New York State’s Homeland Security and Emergency Services has some timely information for residents regarding Home Heating Fire Safety,
Guidelines to help prevent fires from home heating equipment.
Heating equipment is among the leading causes of home fires nationally and in New York State. Very often heating related fires are the result of a lack of maintenance or simple acts of carelessness. Following the guidelines below will help to ensure that you reduce the possibility of experiencing a heating related fire.
1. Fire Prevention
To prevent fires, keep furnishings and other combustibles 36 inches from all heating sources. A heating source too close to combustibles is the leading cause of fires due to home heating. Store matches and other fire starting appliances out of the reach of children. Fires started by children often have tragic results.
2. Follow Proper Maintenance
Proper maintenance and an annual inspection of heat pumps, furnaces, space heaters, wood and coal stoves, fireplaces, chimneys and chimney connections by qualified specialists can prevent fires and save lives. Follow the manufacturer’s instructions for installation, venting, fueling, maintenance and repair. Review the owner’s manual to make sure you remember the operating and safety features.
- Space Heaters – When using portable heaters, do not place them where it is possible for small children or pets to fall against them or to receive a contact burn. Avoid the use of extension cords with electric heaters. Always turn off space heaters before leaving the room or going to bed.
- Fuel Burning Appliances – When taking a heater out of storage in the fall, install batteries and inspect the shut off mechanism and wick for proper operation. Fill the tank with fresh fuel. Let the heater cool down before refueling. Adding fuel to a hot heater can start a dangerous fire.
- Wood Burning Appliances and Fireplaces – Do not burn trash in the wood stove or fireplace. Burn only well-seasoned hardwoods. Be sure the fire you build fits your fireplace or stove, don’t overload it. Be sure wood stoves are installed at least 36 inches away from the wall. Keep combustible materials well away from the fireplace, stove and chimney. Keep the area around them clean. Always use a fireplace screen to prevent sparks from leaving the fireplace and starting a fire. Never leave a fire unattended.
- Chimneys – Creosote accumulation is the leading cause of chimney fires. A chimney that is dirty, blocked or is in disrepair can inhibit proper venting of smoke up the flue and can also cause a chimney fire. Nearly all residential fires originating in the chimney are preventable. An annual chimney inspection by a quali- fied chimney sweep can prevent fire or carbon monoxide poisoning.
- Ashes – Keep wood stoves and fireplaces free of excess ash buildup. Excessive ash buildup prevents good circulation of air needed for combustion. When removing ashes, use a metal container with a tight-fitting cover. Always place ashes in an outside location away from structures. Ashes that seem cool may contain a smoldering charcoal that can start a fire.

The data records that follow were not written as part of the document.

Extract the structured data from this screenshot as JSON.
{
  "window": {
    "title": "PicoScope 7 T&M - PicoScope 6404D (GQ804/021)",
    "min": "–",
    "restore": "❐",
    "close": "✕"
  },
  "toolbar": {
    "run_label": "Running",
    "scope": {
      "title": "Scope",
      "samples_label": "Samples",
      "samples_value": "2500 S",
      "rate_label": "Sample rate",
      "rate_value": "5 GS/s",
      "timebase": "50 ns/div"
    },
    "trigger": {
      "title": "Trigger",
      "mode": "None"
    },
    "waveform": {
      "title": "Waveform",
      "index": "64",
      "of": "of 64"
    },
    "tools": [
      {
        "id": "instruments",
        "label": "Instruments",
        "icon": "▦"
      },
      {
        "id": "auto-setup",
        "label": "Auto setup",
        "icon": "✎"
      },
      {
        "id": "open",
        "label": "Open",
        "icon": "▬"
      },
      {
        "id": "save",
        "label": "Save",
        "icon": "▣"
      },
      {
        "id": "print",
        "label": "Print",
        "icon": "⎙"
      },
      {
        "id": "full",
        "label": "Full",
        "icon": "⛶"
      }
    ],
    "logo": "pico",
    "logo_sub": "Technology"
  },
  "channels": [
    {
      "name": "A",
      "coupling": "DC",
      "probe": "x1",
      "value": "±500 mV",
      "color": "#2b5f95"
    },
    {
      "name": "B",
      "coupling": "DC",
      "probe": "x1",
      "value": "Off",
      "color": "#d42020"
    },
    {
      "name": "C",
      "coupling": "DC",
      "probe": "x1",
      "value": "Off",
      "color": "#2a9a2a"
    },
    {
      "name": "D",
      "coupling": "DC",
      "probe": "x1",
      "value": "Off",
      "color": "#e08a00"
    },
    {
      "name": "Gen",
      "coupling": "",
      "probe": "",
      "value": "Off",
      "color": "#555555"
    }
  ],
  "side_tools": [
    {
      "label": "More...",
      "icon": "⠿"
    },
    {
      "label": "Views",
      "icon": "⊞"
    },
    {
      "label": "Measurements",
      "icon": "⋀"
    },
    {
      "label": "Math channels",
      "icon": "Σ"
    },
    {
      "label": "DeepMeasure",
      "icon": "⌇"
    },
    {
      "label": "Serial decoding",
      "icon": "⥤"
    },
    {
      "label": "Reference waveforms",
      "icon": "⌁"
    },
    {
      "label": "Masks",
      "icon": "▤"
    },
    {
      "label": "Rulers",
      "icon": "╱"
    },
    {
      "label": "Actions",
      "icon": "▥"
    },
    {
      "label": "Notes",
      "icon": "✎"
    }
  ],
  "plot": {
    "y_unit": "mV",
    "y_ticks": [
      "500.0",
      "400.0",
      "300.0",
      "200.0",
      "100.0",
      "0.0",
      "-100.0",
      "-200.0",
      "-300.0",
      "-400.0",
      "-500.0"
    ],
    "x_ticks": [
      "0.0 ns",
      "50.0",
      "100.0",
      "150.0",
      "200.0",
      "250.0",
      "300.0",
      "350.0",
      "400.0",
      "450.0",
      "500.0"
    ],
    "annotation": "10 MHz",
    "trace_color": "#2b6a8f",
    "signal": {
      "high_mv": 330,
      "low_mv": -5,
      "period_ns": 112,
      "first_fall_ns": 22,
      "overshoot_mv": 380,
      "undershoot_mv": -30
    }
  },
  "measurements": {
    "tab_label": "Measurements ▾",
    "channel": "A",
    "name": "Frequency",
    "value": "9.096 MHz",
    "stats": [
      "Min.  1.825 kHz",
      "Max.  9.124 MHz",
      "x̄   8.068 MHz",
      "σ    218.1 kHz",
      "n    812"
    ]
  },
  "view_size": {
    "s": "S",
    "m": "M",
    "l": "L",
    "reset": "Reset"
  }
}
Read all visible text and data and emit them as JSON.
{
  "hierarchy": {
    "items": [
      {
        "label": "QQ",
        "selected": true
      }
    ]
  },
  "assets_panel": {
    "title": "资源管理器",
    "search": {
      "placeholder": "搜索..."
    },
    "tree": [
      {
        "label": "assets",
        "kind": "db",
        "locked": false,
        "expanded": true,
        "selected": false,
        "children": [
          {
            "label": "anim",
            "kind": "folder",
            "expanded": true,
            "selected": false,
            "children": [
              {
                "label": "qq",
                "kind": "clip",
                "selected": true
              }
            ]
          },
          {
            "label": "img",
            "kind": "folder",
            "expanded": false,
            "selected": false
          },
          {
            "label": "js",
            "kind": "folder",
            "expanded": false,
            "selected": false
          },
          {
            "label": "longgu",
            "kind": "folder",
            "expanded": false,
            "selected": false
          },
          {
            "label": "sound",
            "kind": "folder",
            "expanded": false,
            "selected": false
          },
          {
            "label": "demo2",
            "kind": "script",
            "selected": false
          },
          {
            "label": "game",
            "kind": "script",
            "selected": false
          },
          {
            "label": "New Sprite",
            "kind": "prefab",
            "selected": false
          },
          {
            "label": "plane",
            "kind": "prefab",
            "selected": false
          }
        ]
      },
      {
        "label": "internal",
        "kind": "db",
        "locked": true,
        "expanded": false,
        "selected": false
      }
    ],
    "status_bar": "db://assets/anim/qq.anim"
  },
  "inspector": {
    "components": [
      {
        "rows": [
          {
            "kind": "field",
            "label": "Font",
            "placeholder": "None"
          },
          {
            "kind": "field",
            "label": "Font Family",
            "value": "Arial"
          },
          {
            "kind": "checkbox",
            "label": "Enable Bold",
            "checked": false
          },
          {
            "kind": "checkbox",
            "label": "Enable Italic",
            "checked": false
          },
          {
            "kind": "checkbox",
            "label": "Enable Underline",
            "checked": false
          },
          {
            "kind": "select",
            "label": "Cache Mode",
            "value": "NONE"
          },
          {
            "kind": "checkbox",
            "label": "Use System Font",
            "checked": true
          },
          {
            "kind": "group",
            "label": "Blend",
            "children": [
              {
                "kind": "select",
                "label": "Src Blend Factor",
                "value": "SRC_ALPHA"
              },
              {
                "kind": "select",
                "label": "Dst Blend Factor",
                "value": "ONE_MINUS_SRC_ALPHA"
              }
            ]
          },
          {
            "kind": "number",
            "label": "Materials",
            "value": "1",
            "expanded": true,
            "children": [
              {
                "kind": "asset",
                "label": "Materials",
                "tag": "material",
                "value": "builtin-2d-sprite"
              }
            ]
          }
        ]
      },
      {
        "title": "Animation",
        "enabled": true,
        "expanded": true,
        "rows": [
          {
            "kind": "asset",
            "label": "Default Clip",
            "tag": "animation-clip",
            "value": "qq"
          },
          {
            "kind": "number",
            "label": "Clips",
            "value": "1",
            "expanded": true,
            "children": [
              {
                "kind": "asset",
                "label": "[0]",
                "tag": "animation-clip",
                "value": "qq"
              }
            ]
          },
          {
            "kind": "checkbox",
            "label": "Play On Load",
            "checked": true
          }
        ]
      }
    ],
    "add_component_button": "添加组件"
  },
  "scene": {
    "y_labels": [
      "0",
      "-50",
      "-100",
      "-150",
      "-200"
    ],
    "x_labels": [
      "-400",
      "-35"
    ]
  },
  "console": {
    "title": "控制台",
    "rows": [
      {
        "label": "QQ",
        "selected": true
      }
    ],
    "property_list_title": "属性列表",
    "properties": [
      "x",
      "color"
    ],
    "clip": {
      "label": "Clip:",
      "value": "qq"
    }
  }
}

3. Be Prepared
No matter how careful you are with home heating, you and your family should be prepared in case fire strikes.
- Install Smoke Detectors – Place smoke detectors on every level of your home and outside each sleeping area. Test your smoke detectors regularly and replace dead bat- teries immediately.
- Make and practice a home escape plan.
Download a copy of this important notice in PDF format from the https://www.dhses.ny.gov/ofpc website.